In its first week, light rail carried over 100,000 passengers and proved to be the success that its supporters anticipated. It was a long time coming, and although it received overwhelming support at the 2016 election, much political blood was shed in the preceding decades including Trevor Kaine, Chief Minister Rosemary Follet and David Lamont.
Chief Minister Barr and Transport Minister Fitzharris deserve much credit for their resolve in seeing this city-changing project through. Essential support from the Greens ensured that light rail survived the Legislative Assembly. Former Transport Minister Simon Corbell may one day be able to catch light rail from Civic to Kingston for a coffee, as he once famously predicted.
On Monday, the ACT received its second major public transport shakeup with Network 19, a fundamental system re-set. Integrating light rail, a record nine rapid bus routes, and more frequent local buses, the aim is to increase local connections – and frequency – to rapid routes.
Weekend passengers also benefit from light rail until 1am and rapid buses operating until at least 10pm on Sunday. Passengers living adjacent to light rail will be able to travel until 1am on Saturdays and 11:30pm on Sundays. This is the weekend public transport service that Canberra has needed for many years.
Although the radical changes will prove beneficial, there will be many short-term issues as passengers start using the new bus stops. Many local bus stops are disappearing, and some people will have to transfer between services.
With 140 suburbs and 530 buses, not every suburb in Canberra can have a direct service to Civic. Expresso services received savage cuts, others changed to become part of the new rapid routes, and a few, mainly in Tuggeranong, retained in a different form.

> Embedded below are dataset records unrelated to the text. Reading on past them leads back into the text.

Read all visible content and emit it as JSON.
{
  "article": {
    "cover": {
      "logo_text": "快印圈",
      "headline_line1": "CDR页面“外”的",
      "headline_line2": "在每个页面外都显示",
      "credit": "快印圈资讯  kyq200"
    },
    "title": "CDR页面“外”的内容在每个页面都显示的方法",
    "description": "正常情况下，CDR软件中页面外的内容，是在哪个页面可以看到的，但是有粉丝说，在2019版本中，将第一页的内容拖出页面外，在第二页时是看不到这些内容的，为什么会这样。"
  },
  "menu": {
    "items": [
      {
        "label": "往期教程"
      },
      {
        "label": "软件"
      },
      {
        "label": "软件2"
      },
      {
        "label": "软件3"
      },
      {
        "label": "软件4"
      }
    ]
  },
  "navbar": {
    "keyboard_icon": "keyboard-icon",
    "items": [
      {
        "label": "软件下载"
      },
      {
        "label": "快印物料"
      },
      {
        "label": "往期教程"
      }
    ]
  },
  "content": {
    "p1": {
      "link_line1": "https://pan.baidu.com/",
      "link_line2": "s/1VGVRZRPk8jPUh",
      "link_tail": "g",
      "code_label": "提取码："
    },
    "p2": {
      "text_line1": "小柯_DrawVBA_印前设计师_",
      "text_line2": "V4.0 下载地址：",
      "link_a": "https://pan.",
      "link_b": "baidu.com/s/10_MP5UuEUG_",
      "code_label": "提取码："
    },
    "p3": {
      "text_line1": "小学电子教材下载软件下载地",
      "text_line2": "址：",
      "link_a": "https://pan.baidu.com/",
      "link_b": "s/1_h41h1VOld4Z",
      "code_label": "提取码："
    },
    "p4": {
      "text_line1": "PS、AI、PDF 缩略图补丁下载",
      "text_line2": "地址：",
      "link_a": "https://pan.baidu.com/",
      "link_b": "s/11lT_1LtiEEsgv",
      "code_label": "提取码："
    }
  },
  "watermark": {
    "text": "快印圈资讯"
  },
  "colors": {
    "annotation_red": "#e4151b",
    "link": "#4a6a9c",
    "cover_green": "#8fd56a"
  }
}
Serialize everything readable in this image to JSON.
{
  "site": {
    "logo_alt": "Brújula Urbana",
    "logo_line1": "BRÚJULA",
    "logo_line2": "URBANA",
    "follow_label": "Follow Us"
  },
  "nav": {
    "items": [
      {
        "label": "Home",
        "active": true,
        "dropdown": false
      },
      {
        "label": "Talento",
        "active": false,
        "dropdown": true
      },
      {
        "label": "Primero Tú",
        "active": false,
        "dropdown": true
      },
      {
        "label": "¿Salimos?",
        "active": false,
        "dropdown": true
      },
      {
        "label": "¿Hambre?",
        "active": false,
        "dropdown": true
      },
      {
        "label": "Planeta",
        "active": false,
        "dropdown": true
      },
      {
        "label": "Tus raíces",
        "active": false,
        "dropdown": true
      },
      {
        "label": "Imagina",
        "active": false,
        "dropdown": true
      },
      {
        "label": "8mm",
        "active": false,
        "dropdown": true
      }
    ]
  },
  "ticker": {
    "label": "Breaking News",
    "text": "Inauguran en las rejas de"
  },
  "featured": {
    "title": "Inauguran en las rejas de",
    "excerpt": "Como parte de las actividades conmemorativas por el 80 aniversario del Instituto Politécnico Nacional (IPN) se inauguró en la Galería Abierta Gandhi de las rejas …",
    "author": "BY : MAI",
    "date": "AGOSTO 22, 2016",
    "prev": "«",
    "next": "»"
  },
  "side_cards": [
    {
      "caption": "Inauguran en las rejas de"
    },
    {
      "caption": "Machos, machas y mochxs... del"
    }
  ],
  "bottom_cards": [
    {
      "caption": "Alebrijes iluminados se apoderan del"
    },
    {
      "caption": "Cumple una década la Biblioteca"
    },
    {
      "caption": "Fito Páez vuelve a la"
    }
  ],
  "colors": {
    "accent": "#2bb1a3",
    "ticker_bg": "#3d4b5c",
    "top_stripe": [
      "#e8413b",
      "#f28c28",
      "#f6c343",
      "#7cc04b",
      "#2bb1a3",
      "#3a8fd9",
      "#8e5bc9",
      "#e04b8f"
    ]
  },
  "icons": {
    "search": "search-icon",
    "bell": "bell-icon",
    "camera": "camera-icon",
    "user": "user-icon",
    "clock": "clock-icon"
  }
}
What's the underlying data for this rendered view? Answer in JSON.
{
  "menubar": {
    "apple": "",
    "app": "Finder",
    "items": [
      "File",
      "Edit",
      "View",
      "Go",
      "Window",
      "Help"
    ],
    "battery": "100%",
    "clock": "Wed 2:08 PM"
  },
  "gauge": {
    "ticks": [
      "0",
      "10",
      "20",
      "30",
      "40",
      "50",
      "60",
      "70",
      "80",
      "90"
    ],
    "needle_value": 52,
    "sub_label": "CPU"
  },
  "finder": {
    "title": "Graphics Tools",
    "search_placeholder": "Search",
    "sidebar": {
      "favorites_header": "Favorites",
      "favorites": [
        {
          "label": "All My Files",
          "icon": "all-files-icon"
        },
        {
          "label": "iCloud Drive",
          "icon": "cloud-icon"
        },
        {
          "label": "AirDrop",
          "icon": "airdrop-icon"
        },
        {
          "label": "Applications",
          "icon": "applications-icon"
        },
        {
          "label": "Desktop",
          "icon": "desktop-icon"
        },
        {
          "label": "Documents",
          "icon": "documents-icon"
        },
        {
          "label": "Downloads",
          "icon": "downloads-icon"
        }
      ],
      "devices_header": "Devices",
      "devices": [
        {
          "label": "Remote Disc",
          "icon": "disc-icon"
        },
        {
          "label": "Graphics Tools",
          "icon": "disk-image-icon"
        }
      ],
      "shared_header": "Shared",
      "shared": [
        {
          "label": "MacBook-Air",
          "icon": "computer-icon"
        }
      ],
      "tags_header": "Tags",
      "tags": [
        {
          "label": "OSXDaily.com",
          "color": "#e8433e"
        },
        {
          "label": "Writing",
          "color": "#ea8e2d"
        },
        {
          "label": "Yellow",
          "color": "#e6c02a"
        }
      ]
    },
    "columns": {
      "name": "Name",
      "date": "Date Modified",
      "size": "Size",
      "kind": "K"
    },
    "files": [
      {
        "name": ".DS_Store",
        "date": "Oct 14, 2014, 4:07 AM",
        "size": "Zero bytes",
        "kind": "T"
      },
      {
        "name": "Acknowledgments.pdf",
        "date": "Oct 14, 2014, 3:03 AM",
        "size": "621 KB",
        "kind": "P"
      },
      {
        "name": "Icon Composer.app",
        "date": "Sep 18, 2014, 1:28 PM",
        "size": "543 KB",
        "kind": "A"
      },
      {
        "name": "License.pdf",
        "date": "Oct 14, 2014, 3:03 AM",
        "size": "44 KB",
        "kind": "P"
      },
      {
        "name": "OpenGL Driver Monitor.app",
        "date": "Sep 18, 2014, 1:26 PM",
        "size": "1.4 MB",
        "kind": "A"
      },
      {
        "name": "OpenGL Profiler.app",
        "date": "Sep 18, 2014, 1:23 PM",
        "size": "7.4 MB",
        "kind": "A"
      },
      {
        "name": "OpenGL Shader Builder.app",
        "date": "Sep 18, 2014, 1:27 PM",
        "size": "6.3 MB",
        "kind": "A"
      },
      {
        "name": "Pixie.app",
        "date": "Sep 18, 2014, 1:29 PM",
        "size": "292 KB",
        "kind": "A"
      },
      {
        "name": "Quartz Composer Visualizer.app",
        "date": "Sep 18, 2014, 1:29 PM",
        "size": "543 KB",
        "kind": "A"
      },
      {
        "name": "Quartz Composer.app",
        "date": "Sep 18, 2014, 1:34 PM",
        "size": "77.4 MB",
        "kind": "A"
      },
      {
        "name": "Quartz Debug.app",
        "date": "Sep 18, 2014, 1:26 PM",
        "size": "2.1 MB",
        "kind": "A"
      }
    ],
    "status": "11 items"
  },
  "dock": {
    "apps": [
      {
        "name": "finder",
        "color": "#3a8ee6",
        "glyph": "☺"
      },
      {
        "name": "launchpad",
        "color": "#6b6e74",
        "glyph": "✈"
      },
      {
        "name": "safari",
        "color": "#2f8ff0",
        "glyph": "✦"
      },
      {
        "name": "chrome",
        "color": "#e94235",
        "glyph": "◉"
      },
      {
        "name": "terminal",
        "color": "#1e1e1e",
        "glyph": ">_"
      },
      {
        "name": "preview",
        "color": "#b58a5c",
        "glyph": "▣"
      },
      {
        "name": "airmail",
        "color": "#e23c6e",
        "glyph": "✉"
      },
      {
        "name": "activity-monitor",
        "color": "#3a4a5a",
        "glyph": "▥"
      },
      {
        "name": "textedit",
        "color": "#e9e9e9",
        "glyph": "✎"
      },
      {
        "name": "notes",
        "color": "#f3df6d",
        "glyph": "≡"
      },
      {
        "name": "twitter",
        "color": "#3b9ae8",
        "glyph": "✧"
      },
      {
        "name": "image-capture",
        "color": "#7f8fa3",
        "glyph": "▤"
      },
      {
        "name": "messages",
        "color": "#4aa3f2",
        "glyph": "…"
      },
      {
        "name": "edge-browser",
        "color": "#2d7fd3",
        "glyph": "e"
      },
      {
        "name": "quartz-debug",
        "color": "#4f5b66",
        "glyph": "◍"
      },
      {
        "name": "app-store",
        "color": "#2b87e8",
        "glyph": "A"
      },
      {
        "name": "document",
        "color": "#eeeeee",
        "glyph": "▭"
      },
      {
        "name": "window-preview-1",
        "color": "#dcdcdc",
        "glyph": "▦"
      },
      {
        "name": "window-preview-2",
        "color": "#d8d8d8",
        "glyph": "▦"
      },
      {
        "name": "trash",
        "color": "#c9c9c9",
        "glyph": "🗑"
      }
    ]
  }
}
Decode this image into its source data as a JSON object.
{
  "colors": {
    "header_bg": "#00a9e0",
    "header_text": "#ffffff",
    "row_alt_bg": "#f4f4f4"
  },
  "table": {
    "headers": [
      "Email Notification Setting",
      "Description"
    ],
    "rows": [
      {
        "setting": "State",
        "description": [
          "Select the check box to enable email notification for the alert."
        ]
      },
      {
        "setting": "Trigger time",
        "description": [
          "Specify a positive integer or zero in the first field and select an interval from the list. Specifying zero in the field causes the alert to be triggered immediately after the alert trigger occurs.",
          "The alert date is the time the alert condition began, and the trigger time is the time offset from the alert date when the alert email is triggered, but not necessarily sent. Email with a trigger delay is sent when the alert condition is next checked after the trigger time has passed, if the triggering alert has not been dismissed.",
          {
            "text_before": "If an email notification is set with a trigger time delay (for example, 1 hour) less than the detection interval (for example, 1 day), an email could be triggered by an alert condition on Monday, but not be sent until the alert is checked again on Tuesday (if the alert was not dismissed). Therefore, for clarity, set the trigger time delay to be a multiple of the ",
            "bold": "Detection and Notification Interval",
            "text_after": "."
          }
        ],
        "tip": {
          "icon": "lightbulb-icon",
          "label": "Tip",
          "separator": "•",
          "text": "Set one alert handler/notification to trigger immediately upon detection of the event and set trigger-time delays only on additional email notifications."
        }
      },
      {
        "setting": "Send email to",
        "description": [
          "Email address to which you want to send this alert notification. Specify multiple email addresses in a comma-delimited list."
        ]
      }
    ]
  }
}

Fairbairn, Hume, ANU and other locations lose a bus service. ANU has its own coaster bus, it may not have enough capacity for the students that relied on the former service. Transport Canberra says on-demand and flexible buses will replace some services, but there’s no extra funding to expand this fleet and software for the small fleet of on-demand buses is not yet available. In some instances, the services are more likely to be used by the ‘fridge magnet generation’ than the ‘app generation’.
The loudest voices are the parents of children who use school buses. These north-south services have slightly decreased and there are now reportable metrics in place. Some services carry a handful of students a day. Clearly, a bus carrying a hundred people is better used on a local bus or rapid service. While there is no separate school bus fleet, this resourcing issue will continue to be played out.
Passenger wayfinding between rapid and local bus services also needs some work. People won’t mind transferring if the frequency of services leads to shorter waiting times and better signage at local bus stops. Software notifications could also help in this regard.
Overall, the benefits of frequent local services connecting to a mass transit spine will improve public transport. In large transport networks, people often transfer to complete their trip. It is a new paradigm we need to adopt as we go from a country town to a growing city.
Gungahlin residents called for better public transport in the early 1990s when it was apparent that buses alone would not carry the number of passengers the popup suburbs were attracting. The Gungahlin Community Council, the Light Rail Coalition, and then ACT Light Rail were energised by the better public transport and planning outcomes that light rail could deliver.
With our population approaching the half-million mark, Canberra must keep building transport infrastructure that matches our growth. More articulated buses with greater passenger capacity are in the fleet and zero-emission, including light rail, is core to transport infrastructure.
Public transport is a visible sign of the health and livability of a city and its people. This government understands this, will future governments? The 2020 Assembly elections will be telling, as the Canberra Liberals are yet to share any thoughts on future public transport infrastructure.
The results of Network 19 may take some time to be realised but they must work if we want to enjoy the bush capital and not live in our cars.
Damien Haas is the Chair of the Public Transport Association of Canberra, the region’s peak public transport user lobby group.